── Raw data

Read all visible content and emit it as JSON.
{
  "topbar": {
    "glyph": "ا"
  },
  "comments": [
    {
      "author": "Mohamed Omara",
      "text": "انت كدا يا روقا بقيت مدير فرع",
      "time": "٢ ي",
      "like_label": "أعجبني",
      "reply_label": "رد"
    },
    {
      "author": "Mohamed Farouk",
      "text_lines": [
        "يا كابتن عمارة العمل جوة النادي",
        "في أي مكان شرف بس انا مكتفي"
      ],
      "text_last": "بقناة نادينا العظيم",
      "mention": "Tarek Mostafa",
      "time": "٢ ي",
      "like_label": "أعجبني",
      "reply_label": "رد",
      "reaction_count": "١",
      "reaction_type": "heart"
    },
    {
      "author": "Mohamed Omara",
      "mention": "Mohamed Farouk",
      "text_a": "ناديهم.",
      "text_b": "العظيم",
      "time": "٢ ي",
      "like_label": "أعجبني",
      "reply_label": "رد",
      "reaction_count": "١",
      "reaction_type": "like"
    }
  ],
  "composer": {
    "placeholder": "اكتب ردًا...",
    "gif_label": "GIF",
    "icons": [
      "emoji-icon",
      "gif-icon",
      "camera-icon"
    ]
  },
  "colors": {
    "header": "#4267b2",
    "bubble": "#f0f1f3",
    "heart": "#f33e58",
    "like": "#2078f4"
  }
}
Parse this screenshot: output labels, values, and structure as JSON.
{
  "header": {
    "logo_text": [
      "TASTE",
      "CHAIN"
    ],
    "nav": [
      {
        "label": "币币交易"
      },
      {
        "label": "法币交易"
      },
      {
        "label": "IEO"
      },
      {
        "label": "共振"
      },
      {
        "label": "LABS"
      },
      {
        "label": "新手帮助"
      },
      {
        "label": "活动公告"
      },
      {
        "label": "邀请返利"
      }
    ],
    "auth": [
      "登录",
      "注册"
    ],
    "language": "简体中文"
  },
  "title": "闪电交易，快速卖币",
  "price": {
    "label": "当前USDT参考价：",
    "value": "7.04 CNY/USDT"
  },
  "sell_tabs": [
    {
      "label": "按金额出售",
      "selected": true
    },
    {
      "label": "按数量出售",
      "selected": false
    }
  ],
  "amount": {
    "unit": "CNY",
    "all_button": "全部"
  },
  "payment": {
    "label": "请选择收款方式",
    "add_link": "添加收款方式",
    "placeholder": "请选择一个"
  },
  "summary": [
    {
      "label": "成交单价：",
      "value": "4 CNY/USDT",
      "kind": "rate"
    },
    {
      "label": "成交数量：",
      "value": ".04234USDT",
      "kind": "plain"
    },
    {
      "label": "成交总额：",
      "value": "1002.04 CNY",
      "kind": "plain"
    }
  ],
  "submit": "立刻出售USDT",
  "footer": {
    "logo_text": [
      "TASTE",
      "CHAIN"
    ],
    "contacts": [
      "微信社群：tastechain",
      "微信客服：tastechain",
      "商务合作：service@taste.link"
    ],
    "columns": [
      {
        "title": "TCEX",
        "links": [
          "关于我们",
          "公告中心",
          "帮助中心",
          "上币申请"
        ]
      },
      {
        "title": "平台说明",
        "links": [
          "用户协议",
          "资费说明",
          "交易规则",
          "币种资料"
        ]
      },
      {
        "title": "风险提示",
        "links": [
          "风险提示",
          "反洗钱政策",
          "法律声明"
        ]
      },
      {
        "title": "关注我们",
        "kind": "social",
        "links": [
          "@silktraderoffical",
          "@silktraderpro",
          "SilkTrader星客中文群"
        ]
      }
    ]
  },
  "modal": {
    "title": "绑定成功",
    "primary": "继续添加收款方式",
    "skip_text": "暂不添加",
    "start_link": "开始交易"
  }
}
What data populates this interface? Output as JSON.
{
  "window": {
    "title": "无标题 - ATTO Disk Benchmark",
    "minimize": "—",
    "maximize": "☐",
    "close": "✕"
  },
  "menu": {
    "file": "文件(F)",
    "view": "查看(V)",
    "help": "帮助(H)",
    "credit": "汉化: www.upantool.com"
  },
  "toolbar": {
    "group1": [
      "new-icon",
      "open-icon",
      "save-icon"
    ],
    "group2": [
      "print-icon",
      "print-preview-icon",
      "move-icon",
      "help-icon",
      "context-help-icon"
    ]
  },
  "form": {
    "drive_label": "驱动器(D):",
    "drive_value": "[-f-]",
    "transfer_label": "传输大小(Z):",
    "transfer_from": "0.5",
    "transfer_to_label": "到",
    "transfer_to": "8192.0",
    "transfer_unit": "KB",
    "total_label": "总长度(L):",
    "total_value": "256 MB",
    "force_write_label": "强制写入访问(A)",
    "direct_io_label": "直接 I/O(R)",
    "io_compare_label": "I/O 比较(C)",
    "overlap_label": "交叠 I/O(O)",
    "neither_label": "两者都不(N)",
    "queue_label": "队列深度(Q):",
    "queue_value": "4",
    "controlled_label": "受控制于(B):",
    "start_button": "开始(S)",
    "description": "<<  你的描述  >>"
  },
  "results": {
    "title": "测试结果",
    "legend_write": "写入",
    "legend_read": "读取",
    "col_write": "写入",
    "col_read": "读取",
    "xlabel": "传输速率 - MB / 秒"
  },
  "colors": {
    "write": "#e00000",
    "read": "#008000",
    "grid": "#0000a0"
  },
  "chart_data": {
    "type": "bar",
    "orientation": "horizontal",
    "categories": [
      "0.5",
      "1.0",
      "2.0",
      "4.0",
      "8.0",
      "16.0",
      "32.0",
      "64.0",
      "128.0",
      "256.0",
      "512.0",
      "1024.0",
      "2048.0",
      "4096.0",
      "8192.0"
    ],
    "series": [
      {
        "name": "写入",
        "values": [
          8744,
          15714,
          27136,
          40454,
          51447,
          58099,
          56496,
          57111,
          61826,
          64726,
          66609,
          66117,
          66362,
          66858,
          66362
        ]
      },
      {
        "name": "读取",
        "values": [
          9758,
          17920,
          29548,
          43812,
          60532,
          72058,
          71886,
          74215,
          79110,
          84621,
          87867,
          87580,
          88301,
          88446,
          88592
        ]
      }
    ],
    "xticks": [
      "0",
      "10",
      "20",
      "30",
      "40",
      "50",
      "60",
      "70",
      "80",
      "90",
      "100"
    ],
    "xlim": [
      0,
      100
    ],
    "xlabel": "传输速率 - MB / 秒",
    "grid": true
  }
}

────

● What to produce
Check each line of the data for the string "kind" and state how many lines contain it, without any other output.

● Written response
4